Gothic Patterns & Decoration
On Plate LXVI. are arranged a great variety of conventional leaves and flowers from illuminated MSS. Although many of them are in the originals highly illuminated, we have printed them here in two colors only, to show how possible it is to represent in diagram the general character of leaves. By adapting these leaves or flowers to a volute stem, almost as many styles in appearance could be produced as there are separate ornaments on the page. By a combination of different varieties they might be still further increased, and by adding to the stock by conventionalising the form of any natural leaf or flower on the same principle, there need be no limit to an artist's invention.
In Plates LXXI., LXXII., LXXIII., we have endeavoured to gather together types of the various styles of ornamental illumination from the twelfth to the end of the fifteenth century. There is here, also, evidence of decline from the very earliest point.
Portions of Illuminated MSS.
of the Twelfth and Thirteenth Centuries,
Plate LXXI. On Plate LXXI. the letter N is not surpassed by any example in the subsequent styles we have reproduced. Here the true purpose of illumination is fulfilled; in every way, it is pure decorative writing. The letter itself forms the chief ornament; from this springs a main stem, sweeping boldly from the base, swelling out into a grand volute exactly at the point best adapted to contrast with the angular line of the letter: this is beautifully sustained again by the green volute, which embraces the upper part of the N, and prevents it falling over, and is so nicely proportioned that it is able to sustain the red volute which flows from it. The colors also are most beautifully balanced and contrasted; and the way in which the rotundity of the stems is expressed, without attempting positive relief, is a fruitful lesson.
There are an immense number of MSS. in this style, and we consider it the finest kind of illumination. The general character of the style is certainly Eastern, and was probably a development of the illumination of the Byzantines. We believe that, from its universal prevalence, it led to the adoption of the same principle so universally in the ornamentation of the Early English, which follows exactly the same laws in the general distribution of form.
This style, from constant repetition, gradually lost the peculiar beauty and fitness which it had derived from first inspiration, and died out by the scroll-work becoming too minute and elaborate, as we see in No. 13 of the same plate. We have no longer the same balance of form, but the four series of scrolls repeating each other most monotonously.
From this period we no longer find the initial letters forming the chief ornament on the page, but the general text becomes enclosed either in borders round the page, as at No. 1, Plate LXXII.,
Portions of Illuminated MSS.
of the Thirteenth and Fourteenth Centuries,

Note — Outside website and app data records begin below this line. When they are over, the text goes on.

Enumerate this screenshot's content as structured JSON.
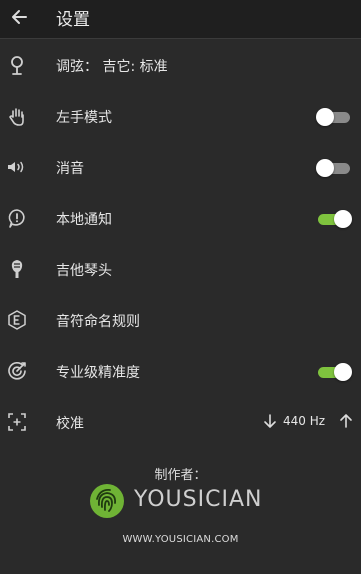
{
  "header": {
    "title": "设置",
    "back_icon": "arrow-left-icon"
  },
  "settings": [
    {
      "label": "调弦： 吉它: 标准",
      "icon": "tuning-fork-icon"
    },
    {
      "label": "左手模式",
      "icon": "left-hand-icon",
      "toggle": false
    },
    {
      "label": "消音",
      "icon": "speaker-icon",
      "toggle": false
    },
    {
      "label": "本地通知",
      "icon": "notification-bubble-icon",
      "toggle": true
    },
    {
      "label": "吉他琴头",
      "icon": "guitar-headstock-icon"
    },
    {
      "label": "音符命名规则",
      "icon": "note-naming-icon"
    },
    {
      "label": "专业级精准度",
      "icon": "precision-target-icon",
      "toggle": true
    },
    {
      "label": "校准",
      "icon": "calibrate-icon",
      "value": "440 Hz"
    }
  ],
  "footer": {
    "made_by": "制作者：",
    "brand": "YOUSICIAN",
    "website": "WWW.YOUSICIAN.COM"
  },
  "colors": {
    "toggle_on": "#7fc33e",
    "toggle_off": "#8a8a8a",
    "background": "#2a2a2a",
    "header": "#1f1f1f"
  }
}
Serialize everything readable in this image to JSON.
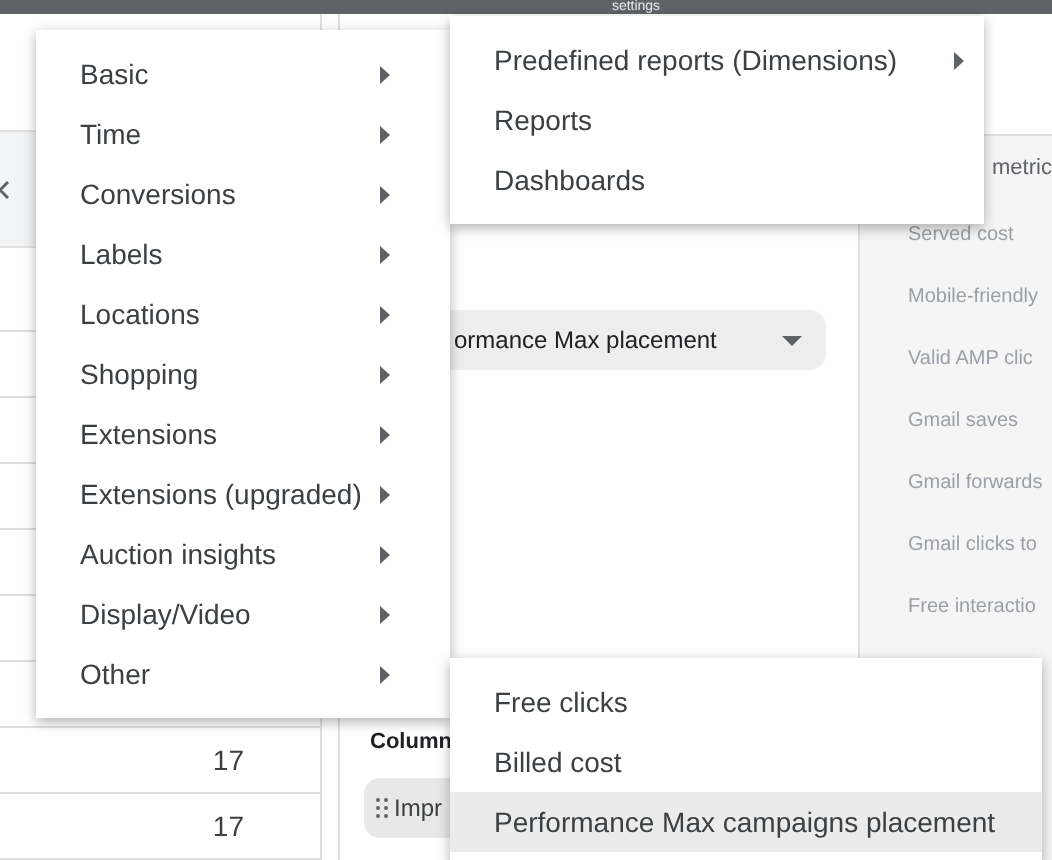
{
  "title_bar": {
    "title": "settings"
  },
  "table": {
    "rows": [
      {
        "value": "17"
      },
      {
        "value": "17"
      }
    ]
  },
  "dimension_select": {
    "value": "ormance Max placement"
  },
  "columns_section": {
    "label": "Column",
    "chip": "Impr"
  },
  "metrics_panel": {
    "header": "metric",
    "items": [
      "Served cost",
      "Mobile-friendly",
      "Valid AMP clic",
      "Gmail saves",
      "Gmail forwards",
      "Gmail clicks to",
      "Free interactio"
    ]
  },
  "menus": [
    {
      "items": [
        {
          "label": "Basic",
          "has_submenu": true
        },
        {
          "label": "Time",
          "has_submenu": true
        },
        {
          "label": "Conversions",
          "has_submenu": true
        },
        {
          "label": "Labels",
          "has_submenu": true
        },
        {
          "label": "Locations",
          "has_submenu": true
        },
        {
          "label": "Shopping",
          "has_submenu": true
        },
        {
          "label": "Extensions",
          "has_submenu": true
        },
        {
          "label": "Extensions (upgraded)",
          "has_submenu": true
        },
        {
          "label": "Auction insights",
          "has_submenu": true
        },
        {
          "label": "Display/Video",
          "has_submenu": true
        },
        {
          "label": "Other",
          "has_submenu": true
        }
      ]
    },
    {
      "items": [
        {
          "label": "Predefined reports (Dimensions)",
          "has_submenu": true
        },
        {
          "label": "Reports",
          "has_submenu": false
        },
        {
          "label": "Dashboards",
          "has_submenu": false
        }
      ]
    },
    {
      "items": [
        {
          "label": "Free clicks",
          "selected": false
        },
        {
          "label": "Billed cost",
          "selected": false
        },
        {
          "label": "Performance Max campaigns placement",
          "selected": true
        }
      ]
    }
  ]
}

Plate LXXII. or with tails on one side of the page, such as 9, 10, 11, 12. The border gradually comes to be of more importance, and from the vignette form, which was at first general, we gradually arrive through the manner of No. 15 to that of Nos. 7 and 2, where the border is bounded on the outer edge by a red line, and the border is filled up by intermediate stems and flowers, so as to produce an even tint. No. 8 is a specimen of a style very prevalent in the fourteenth century, and which is very architectural in character. It is generally to be found on small missals, and surrounding very beautiful miniatures.
The gradual progress from the flat conventional ornament, Nos. 13 and 14, to the attempt at rendering the relief of natural forms in Nos. 15, 7, 2, will readily be traced through Nos. 9, 10, 11 There is also to be remarked a gradual decline in the idea of continuity of the main stems, and although each flower or group of leaves in Nos. 15, 7, 2, may still be traced to their roots, the arrangement is fragmentary.
Up to this period the ornaments are still within the province of the scribe, and are all first outlined with a black line and then colored, but on Plate LXXIII.
Portions of Illuminated MSS. of
the Fourteenth and Fifteenth Centuries,
Plate LXXIII. we shall find that the painter began to usurp the office of the scribe; and the farther we proceed the more does the legitimate object of illumination seem to be departed from.
We have the first stage in No. 5, where a geometrical arrangement is obtained with conventional ornament enclosing gold panels, on which are painted groups of flowers slightly conventionalised. In 6, 7, 8, 9, 10, 15, we find conventional ornament intermingled with natural flowers arranged in a fragmentary way. All continuity of design being abandoned, we arrive through this to No. 11, when a natural flower and a conventional ornament appear on the same stem, to Nos. 12, 13, where the painter has full sway, and represents flowers and insects casting their shadow on the page. When the art of illumination had arrived at this stage it could go no farther, all ideality had fled, and it ends in the desire to copy an insect so faithfully that it should appear to be alighting on the page.
Nos. 1, 2, are specimens of a peculiar style of Italian MSS., which was a revival in the fifteenth century of the system of ornament so prevalent in the twelfth. It led to the style No. 3, where the interlaced pattern became highly colored on the gold ground. This style also died out in the same way, the interlacings, from being purely geometrical forms, became imitations of natural branches, and, of course, when it arrived thus far there could be no further progress.